**WHAT TO WORK ON**:
Copy whichever lines of the data hold the word "keyboard".

---

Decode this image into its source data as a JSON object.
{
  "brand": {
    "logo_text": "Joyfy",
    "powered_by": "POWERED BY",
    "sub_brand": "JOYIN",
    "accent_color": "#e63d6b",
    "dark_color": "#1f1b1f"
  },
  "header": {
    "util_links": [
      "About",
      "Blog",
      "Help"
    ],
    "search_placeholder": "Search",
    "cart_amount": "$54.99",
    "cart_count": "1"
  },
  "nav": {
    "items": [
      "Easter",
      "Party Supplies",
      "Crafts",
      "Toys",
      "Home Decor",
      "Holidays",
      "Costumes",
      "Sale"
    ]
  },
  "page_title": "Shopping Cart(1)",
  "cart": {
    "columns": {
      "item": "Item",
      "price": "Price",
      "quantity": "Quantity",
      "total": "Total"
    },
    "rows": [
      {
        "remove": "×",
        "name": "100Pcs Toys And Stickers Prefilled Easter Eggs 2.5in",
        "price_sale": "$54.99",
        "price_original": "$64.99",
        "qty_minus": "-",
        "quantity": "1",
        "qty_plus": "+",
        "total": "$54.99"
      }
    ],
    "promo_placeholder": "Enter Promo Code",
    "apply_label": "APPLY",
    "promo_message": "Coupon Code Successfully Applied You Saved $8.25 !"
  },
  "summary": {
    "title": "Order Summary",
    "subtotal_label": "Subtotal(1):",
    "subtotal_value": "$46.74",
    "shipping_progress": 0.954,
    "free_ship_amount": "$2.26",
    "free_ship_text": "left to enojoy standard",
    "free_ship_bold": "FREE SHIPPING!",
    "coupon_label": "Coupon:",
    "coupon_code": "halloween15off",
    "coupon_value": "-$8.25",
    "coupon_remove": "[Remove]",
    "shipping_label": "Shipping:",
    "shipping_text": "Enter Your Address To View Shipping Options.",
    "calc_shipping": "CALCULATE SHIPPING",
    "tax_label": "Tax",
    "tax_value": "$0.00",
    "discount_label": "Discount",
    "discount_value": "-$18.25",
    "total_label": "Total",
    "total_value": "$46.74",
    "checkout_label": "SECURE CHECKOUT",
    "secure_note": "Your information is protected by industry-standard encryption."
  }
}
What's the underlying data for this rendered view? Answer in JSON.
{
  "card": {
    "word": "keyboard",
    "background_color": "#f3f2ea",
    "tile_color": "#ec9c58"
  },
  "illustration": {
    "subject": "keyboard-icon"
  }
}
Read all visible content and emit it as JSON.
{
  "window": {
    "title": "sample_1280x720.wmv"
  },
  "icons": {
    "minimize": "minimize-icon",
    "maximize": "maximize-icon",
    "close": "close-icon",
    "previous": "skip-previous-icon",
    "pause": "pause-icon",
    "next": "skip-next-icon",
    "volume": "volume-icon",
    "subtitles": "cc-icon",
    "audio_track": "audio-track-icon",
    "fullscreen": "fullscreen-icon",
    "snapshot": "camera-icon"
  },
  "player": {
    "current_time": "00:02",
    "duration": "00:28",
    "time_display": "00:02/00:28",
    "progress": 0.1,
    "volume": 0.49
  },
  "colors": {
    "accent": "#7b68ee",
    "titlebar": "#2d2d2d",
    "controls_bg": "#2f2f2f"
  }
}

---

**RESPONSE TO THIS EXERCISE**:
    "word": "keyboard",
    "subject": "keyboard-icon"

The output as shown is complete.